I played a variation of this with my family on Sunday. We kept up with tradition by piling our phones in the center of the table, equidistant from the five of us—i.e. within arm’s reach. That being said, we did tweak the rules a bit. The first one to touch the pile would lose. Our phones were in full-view allowing their full range of audible pings, dings, and flashes the chance to assail our senses. This was more of a self-control exercise than anything else.
1) My mother, “Mom”
2) My father, “Dad”
3) My sister, “Jess”
4) Her boyfriend, “Nate”
5) Me, “Jason”
“Jess,” I ask, “are you addicted to social media?”
“Huh?” A moment passes. “Uh, no why?” Nose deep in a flurry of Instagram stories, Jess took a second to register my question. Nate looks over her shoulder and half reminisces over old photos and half absorbs the deluge of news from her feed. The waitress comes and finds almost all of us engrossed in our phones. I was not free from guilt.
“Okay,” I interject as if I were cutting someone short. The table was and continued to be silent, save the tapping of thumbs. “Let’s put our phones in a pile and the first one to touch the pile pays.” My suggestion was met with little audible resistance. I’ve repeatedly harped on about the shortcomings of social media and its addictive nature so that my family knew I had indefatigable stats to back up why I would insist we play this fun little social experiment of a game. With a smug grin, I take it upon myself to sandwich the phones in a central location.
“Mom, your phone?”
“Oh. I didn’t bring it… So, do I win?”
It was true. For someone who checks her email constantly and requires a battery pack, lest her phone meet an untimely power down, she oft-abandons her phone. Perhaps it’s her way of keeping it at an arm’s length when it gets too suffocating. Consciously or not, maybe she doing a “phone detox.” In any event, that just left the four of us contending.
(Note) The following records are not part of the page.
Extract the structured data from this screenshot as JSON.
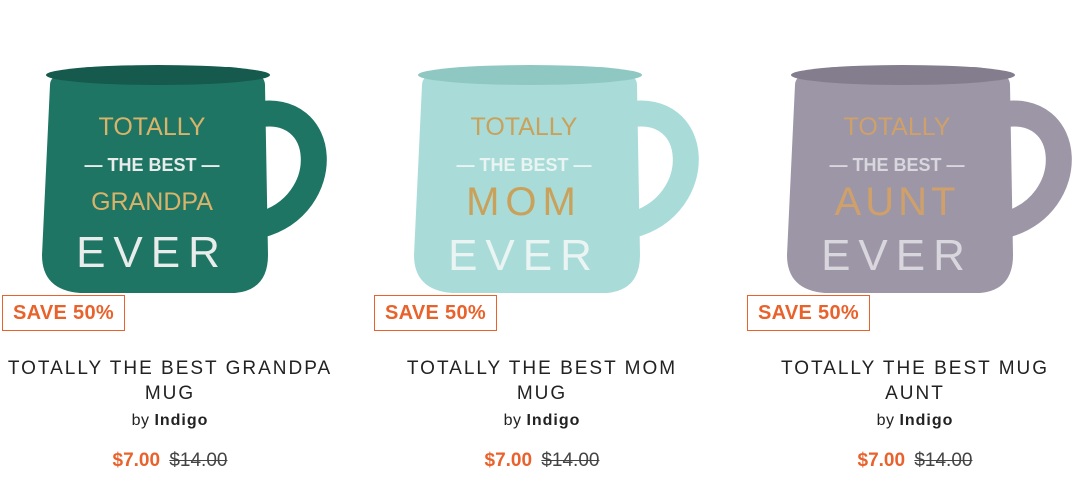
{
  "products": [
    {
      "badge": "SAVE 50%",
      "title_line1": "TOTALLY THE BEST GRANDPA",
      "title_line2": "MUG",
      "by": "by",
      "brand": "Indigo",
      "sale_price": "$7.00",
      "original_price": "$14.00",
      "mug": {
        "color": "#1f7564",
        "shade": "#155a4c",
        "words": [
          "TOTALLY",
          "— THE BEST —",
          "GRANDPA",
          "EVER"
        ],
        "accent": "#d9b36a",
        "light": "#e8ecea"
      }
    },
    {
      "badge": "SAVE 50%",
      "title_line1": "TOTALLY THE BEST MOM",
      "title_line2": "MUG",
      "by": "by",
      "brand": "Indigo",
      "sale_price": "$7.00",
      "original_price": "$14.00",
      "mug": {
        "color": "#a9dcd8",
        "shade": "#8fc8c3",
        "words": [
          "TOTALLY",
          "— THE BEST —",
          "MOM",
          "EVER"
        ],
        "accent": "#c9a15b",
        "light": "#e9f4f3"
      }
    },
    {
      "badge": "SAVE 50%",
      "title_line1": "TOTALLY THE BEST MUG",
      "title_line2": "AUNT",
      "by": "by",
      "brand": "Indigo",
      "sale_price": "$7.00",
      "original_price": "$14.00",
      "mug": {
        "color": "#9c96a6",
        "shade": "#837d8e",
        "words": [
          "TOTALLY",
          "— THE BEST —",
          "AUNT",
          "EVER"
        ],
        "accent": "#cfa06a",
        "light": "#d9d6de"
      }
    }
  ]
}
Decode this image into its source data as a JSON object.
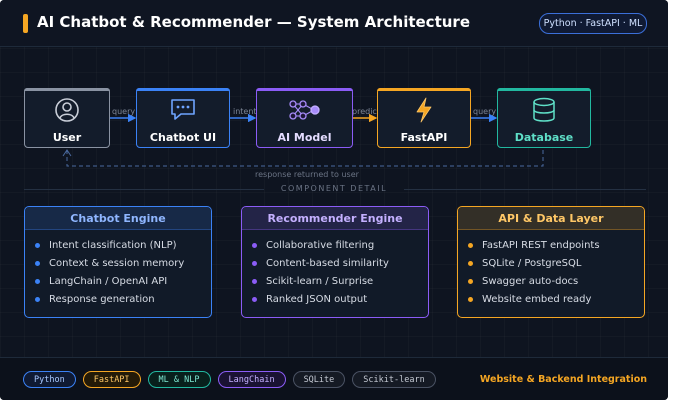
{
  "header": {
    "title": "AI Chatbot & Recommender — System Architecture",
    "stack_badge": "Python · FastAPI · ML"
  },
  "flow": {
    "nodes": [
      {
        "id": "user",
        "label": "User",
        "icon": "user-icon",
        "color": "#8a93a3",
        "text_color": "#ffffff"
      },
      {
        "id": "chatbot-ui",
        "label": "Chatbot UI",
        "icon": "chat-bubble-icon",
        "color": "#3b82f6",
        "text_color": "#ffffff"
      },
      {
        "id": "ai-model",
        "label": "AI Model",
        "icon": "neural-network-icon",
        "color": "#8b5cf6",
        "text_color": "#e4dcff"
      },
      {
        "id": "fastapi",
        "label": "FastAPI",
        "icon": "lightning-bolt-icon",
        "color": "#f5a623",
        "text_color": "#ffffff"
      },
      {
        "id": "database",
        "label": "Database",
        "icon": "database-cylinder-icon",
        "color": "#22b8a0",
        "text_color": "#5fe0c8"
      }
    ],
    "edges": [
      "query",
      "intent",
      "predict",
      "query"
    ],
    "return_label": "response returned to user"
  },
  "section_title": "COMPONENT DETAIL",
  "cards": [
    {
      "title": "Chatbot Engine",
      "color": "#3b82f6",
      "title_color": "#8fb6ff",
      "items": [
        "Intent classification (NLP)",
        "Context & session memory",
        "LangChain / OpenAI API",
        "Response generation"
      ]
    },
    {
      "title": "Recommender Engine",
      "color": "#8b5cf6",
      "title_color": "#c4b0ff",
      "items": [
        "Collaborative filtering",
        "Content-based similarity",
        "Scikit-learn / Surprise",
        "Ranked JSON output"
      ]
    },
    {
      "title": "API & Data Layer",
      "color": "#f5a623",
      "title_color": "#ffc766",
      "items": [
        "FastAPI REST endpoints",
        "SQLite / PostgreSQL",
        "Swagger auto-docs",
        "Website embed ready"
      ]
    }
  ],
  "footer": {
    "chips": [
      {
        "label": "Python",
        "border": "#3b82f6",
        "text": "#a8c8ff",
        "bg": "#0f1a33"
      },
      {
        "label": "FastAPI",
        "border": "#f5a623",
        "text": "#ffc766",
        "bg": "#231a08"
      },
      {
        "label": "ML & NLP",
        "border": "#22b8a0",
        "text": "#7ee8d3",
        "bg": "#08201c"
      },
      {
        "label": "LangChain",
        "border": "#8b5cf6",
        "text": "#c4b0ff",
        "bg": "#1a1233"
      },
      {
        "label": "SQLite",
        "border": "#4a5263",
        "text": "#c4c9d3",
        "bg": "#151a24"
      },
      {
        "label": "Scikit-learn",
        "border": "#4a5263",
        "text": "#c4c9d3",
        "bg": "#151a24"
      }
    ],
    "note": "Website & Backend Integration"
  }
}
I began to notice our eyes darting to the pile in the few minutes before our drinks came. Our hands ached to be occupied and it showed. Our phoneless composure was betrayed by tight squirrely movements and antsy fidgets. By we, I mean my sister, Nate, and I. Mom bantered and Dad power napped.
“Here’s your Vesper; Paloma; the wine…”
Thanks to the waitress’ reprieve, I was able to swirl my cocktail and move my focus to something, quite frankly, not entirely less harmful. It wasn’t the best Vesper I’ve had. They didn’t use (nor did they have any) London dry gin, the balance among the three spirits was slightly off, and they used a lemon wedge instead of its rind. At least they had Lillet.
After an introductory buzz ushered in by my martini and the shared appetizers, I almost lost the game. My hand instinctively reached out to my phone to log my food and drink intake. I recoiled just short of having to foot the bill. It was habitual. Eat, drink, log. It was only when I came back into myself that I stopped just short of having to redo my monthly budget.
The rest of dinner went without pause and as dessert came, Dad reaches over and says, “Okay, game over,” my triumphant grin slightly tarnishing as he continues, “Asia just opened and I need to check my portfolio. Plus, I had planned on paying anyway.”
We stayed near a national park for a family excursion to learn to unplug and recharge through a variety of activities including hiking, biking, and the like. It was funny to see the sharp contrast between having no service on the trail to all of us being preoccupied with our phones during WiFi-enabled meals. Admittedly, it is tough for anyone of any age to fully disengage with his or her smartphone because we are so used to being busy. We are so used to doing something, anything, that often times we act like being bored is the worst thing that can befall us. In our digital age, I see a long road to relearning how to be content.